> **Assignment**
Leaving out all images, write out the records that follow exactly.

(Given entries begins)

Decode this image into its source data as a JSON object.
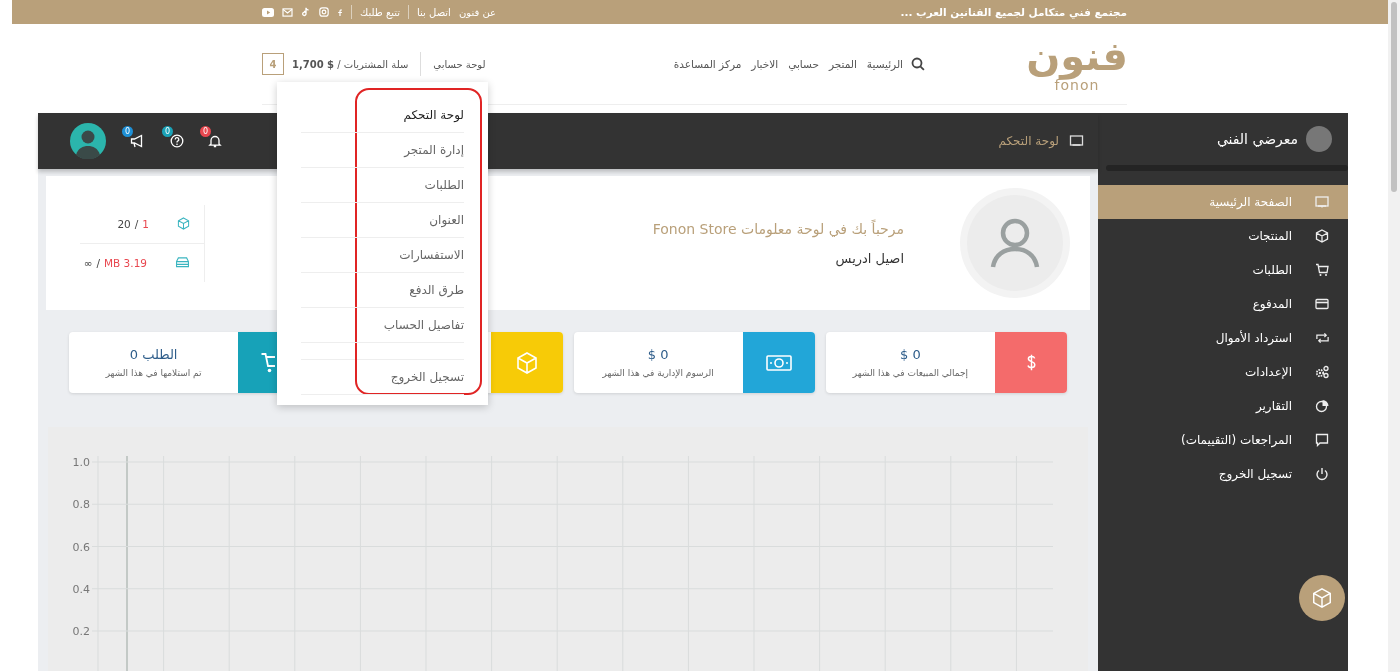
{
  "top_bar": {
    "tagline": "مجتمع فني متكامل لجميع الفنانين العرب ...",
    "links": [
      "عن فنون",
      "اتصل بنا",
      "تتبع طلبك"
    ]
  },
  "header": {
    "logo": {
      "text": "فنون",
      "subtitle": "fonon"
    },
    "nav": [
      "الرئيسية",
      "المتجر",
      "حسابي",
      "الاخبار",
      "مركز المساعدة"
    ],
    "account_link": "لوحة حسابي",
    "cart": {
      "text": "سلة المشتريات / **$ 1,700**",
      "count": "4"
    }
  },
  "account_menu": {
    "items": [
      {
        "kind": "link",
        "label": "لوحة التحكم",
        "selected": true
      },
      {
        "kind": "link",
        "label": "إدارة المتجر",
        "selected": false
      },
      {
        "kind": "link",
        "label": "الطلبات",
        "selected": false
      },
      {
        "kind": "link",
        "label": "العنوان",
        "selected": false
      },
      {
        "kind": "link",
        "label": "الاستفسارات",
        "selected": false
      },
      {
        "kind": "link",
        "label": "طرق الدفع",
        "selected": false
      },
      {
        "kind": "link",
        "label": "تفاصيل الحساب",
        "selected": false
      },
      {
        "kind": "spacer"
      },
      {
        "kind": "link",
        "label": "تسجيل الخروج",
        "selected": false
      }
    ]
  },
  "sidebar": {
    "title": "معرضي الفني",
    "items": [
      {
        "label": "الصفحة الرئيسية",
        "selected": true
      },
      {
        "label": "المنتجات",
        "selected": false
      },
      {
        "label": "الطلبات",
        "selected": false
      },
      {
        "label": "المدفوع",
        "selected": false
      },
      {
        "label": "استرداد الأموال",
        "selected": false
      },
      {
        "label": "الإعدادات",
        "selected": false
      },
      {
        "label": "التقارير",
        "selected": false
      },
      {
        "label": "المراجعات (التقييمات)",
        "selected": false
      },
      {
        "label": "تسجيل الخروج",
        "selected": false
      }
    ]
  },
  "dashboard_bar": {
    "title": "لوحة التحكم",
    "notifications": [
      {
        "count": "0",
        "color": "#e8474f"
      },
      {
        "count": "0",
        "color": "#1aa3b8"
      },
      {
        "count": "0",
        "color": "#1e90d6"
      }
    ]
  },
  "welcome": {
    "greeting": "مرحباً بك في لوحة معلومات Fonon Store",
    "name": "اصيل ادريس",
    "usage": [
      {
        "used": "1",
        "separator": "/",
        "limit": "20"
      },
      {
        "used": "MB 3.19",
        "separator": "/",
        "limit": "∞"
      }
    ]
  },
  "stat_cards": [
    {
      "color": "#f46b6b",
      "value": "0 $",
      "label": "إجمالي المبيعات في هذا الشهر"
    },
    {
      "color": "#22a6d8",
      "value": "0 $",
      "label": "الرسوم الإدارية في هذا الشهر"
    },
    {
      "color": "#f7cb07"
    },
    {
      "color": "#17a2b8",
      "value": "الطلب 0",
      "label": "تم استلامها في هذا الشهر"
    }
  ],
  "chart": {
    "y_axis_labels": [
      "1.0",
      "0.8",
      "0.6",
      "0.4",
      "0.2"
    ]
  }
}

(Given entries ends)

> **Response to the exercise**
Decode this image into its source data as a JSON object.
{
  "top_bar": {
    "tagline": "مجتمع فني متكامل لجميع الفنانين العرب ...",
    "links": [
      "عن فنون",
      "اتصل بنا",
      "تتبع طلبك"
    ]
  },
  "header": {
    "logo": {
      "text": "فنون",
      "subtitle": "fonon"
    },
    "nav": [
      "الرئيسية",
      "المتجر",
      "حسابي",
      "الاخبار",
      "مركز المساعدة"
    ],
    "account_link": "لوحة حسابي",
    "cart": {
      "text": "سلة المشتريات / **$ 1,700**",
      "count": "4"
    }
  },
  "account_menu": {
    "items": [
      {
        "kind": "link",
        "label": "لوحة التحكم",
        "selected": true
      },
      {
        "kind": "link",
        "label": "إدارة المتجر",
        "selected": false
      },
      {
        "kind": "link",
        "label": "الطلبات",
        "selected": false
      },
      {
        "kind": "link",
        "label": "العنوان",
        "selected": false
      },
      {
        "kind": "link",
        "label": "الاستفسارات",
        "selected": false
      },
      {
        "kind": "link",
        "label": "طرق الدفع",
        "selected": false
      },
      {
        "kind": "link",
        "label": "تفاصيل الحساب",
        "selected": false
      },
      {
        "kind": "spacer"
      },
      {
        "kind": "link",
        "label": "تسجيل الخروج",
        "selected": false
      }
    ]
  },
  "sidebar": {
    "title": "معرضي الفني",
    "items": [
      {
        "label": "الصفحة الرئيسية",
        "selected": true
      },
      {
        "label": "المنتجات",
        "selected": false
      },
      {
        "label": "الطلبات",
        "selected": false
      },
      {
        "label": "المدفوع",
        "selected": false
      },
      {
        "label": "استرداد الأموال",
        "selected": false
      },
      {
        "label": "الإعدادات",
        "selected": false
      },
      {
        "label": "التقارير",
        "selected": false
      },
      {
        "label": "المراجعات (التقييمات)",
        "selected": false
      },
      {
        "label": "تسجيل الخروج",
        "selected": false
      }
    ]
  },
  "dashboard_bar": {
    "title": "لوحة التحكم",
    "notifications": [
      {
        "count": "0",
        "color": "#e8474f"
      },
      {
        "count": "0",
        "color": "#1aa3b8"
      },
      {
        "count": "0",
        "color": "#1e90d6"
      }
    ]
  },
  "welcome": {
    "greeting": "مرحباً بك في لوحة معلومات Fonon Store",
    "name": "اصيل ادريس",
    "usage": [
      {
        "used": "1",
        "separator": "/",
        "limit": "20"
      },
      {
        "used": "MB 3.19",
        "separator": "/",
        "limit": "∞"
      }
    ]
  },
  "stat_cards": [
    {
      "color": "#f46b6b",
      "value": "0 $",
      "label": "إجمالي المبيعات في هذا الشهر"
    },
    {
      "color": "#22a6d8",
      "value": "0 $",
      "label": "الرسوم الإدارية في هذا الشهر"
    },
    {
      "color": "#f7cb07"
    },
    {
      "color": "#17a2b8",
      "value": "الطلب 0",
      "label": "تم استلامها في هذا الشهر"
    }
  ],
  "chart": {
    "y_axis_labels": [
      "1.0",
      "0.8",
      "0.6",
      "0.4",
      "0.2"
    ]
  }
}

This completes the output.